▸ Work to be completed
Write out each line of the material below once more, exactly as it appears.

Dataset entries below:

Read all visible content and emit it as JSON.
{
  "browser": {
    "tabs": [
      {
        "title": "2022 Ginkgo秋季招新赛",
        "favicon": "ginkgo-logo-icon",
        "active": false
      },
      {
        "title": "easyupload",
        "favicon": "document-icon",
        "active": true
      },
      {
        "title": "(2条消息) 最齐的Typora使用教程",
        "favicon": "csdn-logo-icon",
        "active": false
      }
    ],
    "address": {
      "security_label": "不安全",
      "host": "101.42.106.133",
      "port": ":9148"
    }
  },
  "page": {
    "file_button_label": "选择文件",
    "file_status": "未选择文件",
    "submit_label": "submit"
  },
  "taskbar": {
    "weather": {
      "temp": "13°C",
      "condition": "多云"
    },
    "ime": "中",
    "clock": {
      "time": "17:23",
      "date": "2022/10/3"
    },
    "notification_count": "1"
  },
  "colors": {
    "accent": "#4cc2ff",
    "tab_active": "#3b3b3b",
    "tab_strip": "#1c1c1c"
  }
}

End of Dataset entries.

▸ Answer to this exercise
Read all visible content and emit it as JSON.
{
  "browser": {
    "tabs": [
      {
        "title": "2022 Ginkgo秋季招新赛",
        "favicon": "ginkgo-logo-icon",
        "active": false
      },
      {
        "title": "easyupload",
        "favicon": "document-icon",
        "active": true
      },
      {
        "title": "(2条消息) 最齐的Typora使用教程",
        "favicon": "csdn-logo-icon",
        "active": false
      }
    ],
    "address": {
      "security_label": "不安全",
      "host": "101.42.106.133",
      "port": ":9148"
    }
  },
  "page": {
    "file_button_label": "选择文件",
    "file_status": "未选择文件",
    "submit_label": "submit"
  },
  "taskbar": {
    "weather": {
      "temp": "13°C",
      "condition": "多云"
    },
    "ime": "中",
    "clock": {
      "time": "17:23",
      "date": "2022/10/3"
    },
    "notification_count": "1"
  },
  "colors": {
    "accent": "#4cc2ff",
    "tab_active": "#3b3b3b",
    "tab_strip": "#1c1c1c"
  }
}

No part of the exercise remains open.